national figures indicate that in every county in Britain, one species of plant becomes extinct every two years.
Conserving our biodiversity
A number of organisations work very hard to safeguard Nottinghamshire’s remaining biodiversity. As a result, the county still has some fantastic places for biodiversity. A number of these are legally protected, whilst others are offered some protection from development through the planning system. However, these designated sites are only part of the picture – beyond these special places, there are other areas of habitat that are important for our local biodiversity, which need to be safeguarded and enhanced. Such places:
allow species to continue to exist in the wider countryside
provide linkages between areas of higher value, allowing species to disperse and migrate
allow people to experience nature.
Unfortunately, many sites that are of recognised value for biodiversity continue to be damaged or destroyed through development, agricultural intensification, inappropriate management, or neglect. Even those sites that are properly looked after are difficult to manage due to their fragmented distribution and often small size.

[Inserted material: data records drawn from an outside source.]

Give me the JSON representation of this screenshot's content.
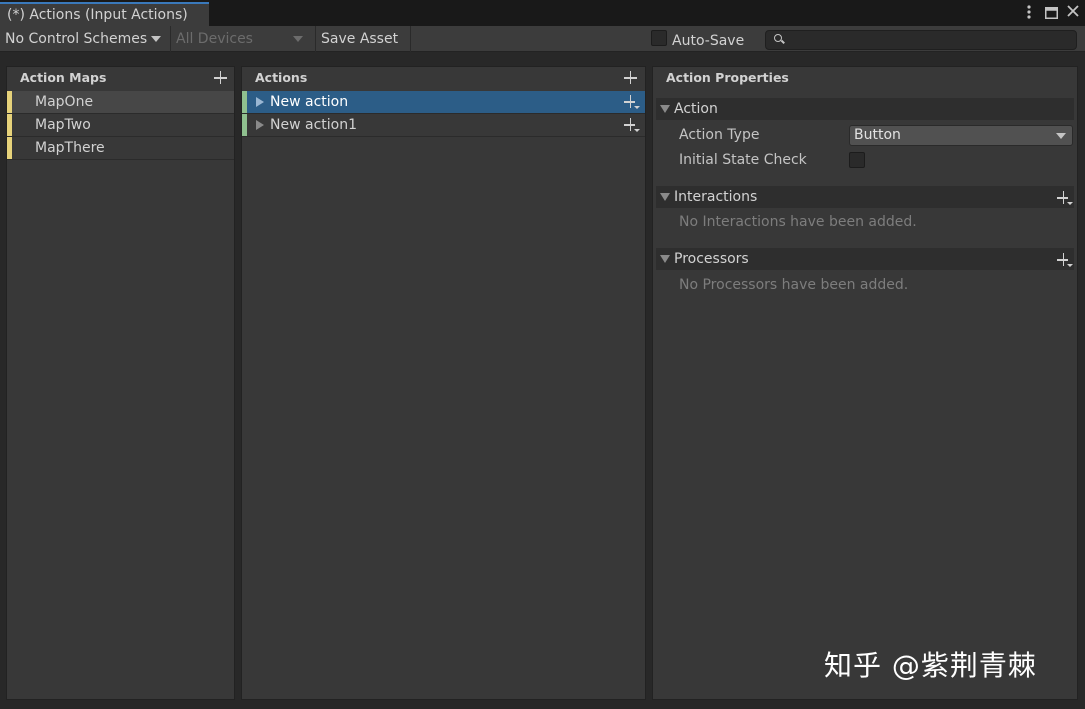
{
  "window": {
    "tab_title": "(*) Actions (Input Actions)",
    "menu_icon": "kebab-menu-icon",
    "maximize_icon": "maximize-icon"
  },
  "toolbar": {
    "control_schemes": "No Control Schemes",
    "devices": "All Devices",
    "save_asset": "Save Asset",
    "auto_save": "Auto-Save",
    "search_placeholder": ""
  },
  "action_maps": {
    "header": "Action Maps",
    "items": [
      {
        "label": "MapOne"
      },
      {
        "label": "MapTwo"
      },
      {
        "label": "MapThere"
      }
    ]
  },
  "actions": {
    "header": "Actions",
    "items": [
      {
        "label": "New action"
      },
      {
        "label": "New action1"
      }
    ]
  },
  "properties": {
    "header": "Action Properties",
    "action_section": "Action",
    "action_type_label": "Action Type",
    "action_type_value": "Button",
    "initial_state_label": "Initial State Check",
    "interactions_section": "Interactions",
    "interactions_empty": "No Interactions have been added.",
    "processors_section": "Processors",
    "processors_empty": "No Processors have been added."
  },
  "watermark": "知乎 @紫荆青棘",
  "colors": {
    "selection": "#2c5d87",
    "map_marker": "#e6d27a",
    "action_marker": "#8fc08f",
    "tab_accent": "#3a79bb"
  }
}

Biodiversity and our quality of life
Safeguarding biodiversity is a key aspect of sustainability, and biodiversity and a healthy natural environment are a crucial component of the quality of life for local communities.
Biodiversity, well-being and health
People value wildlife for its own sake, but contact with nature is also good for us – it has a positive effect on physical and mental health and well-being, encourages exercise, and improves people’s ability to cope with, and recover from, stress, illness and injury.
Biodiversity and the economy
A biodiverse natural environment contributes significantly to a healthy economy, providing direct economic benefits in farming, fisheries, forestry, pharmaceuticals and manufacturing. It also encourages inward investment and forms the basis of tourism in many places.
Biodiversity and our environment
Biodiversity is integral to a healthy local environment, providing us with essential services, such as nutrient cycling, soil formation, pollination. Features such as hedgerows form windbreaks and prevent soil erosion, floodplains and washlands act as release valves for rivers in flood, and trees soak up carbon dioxide.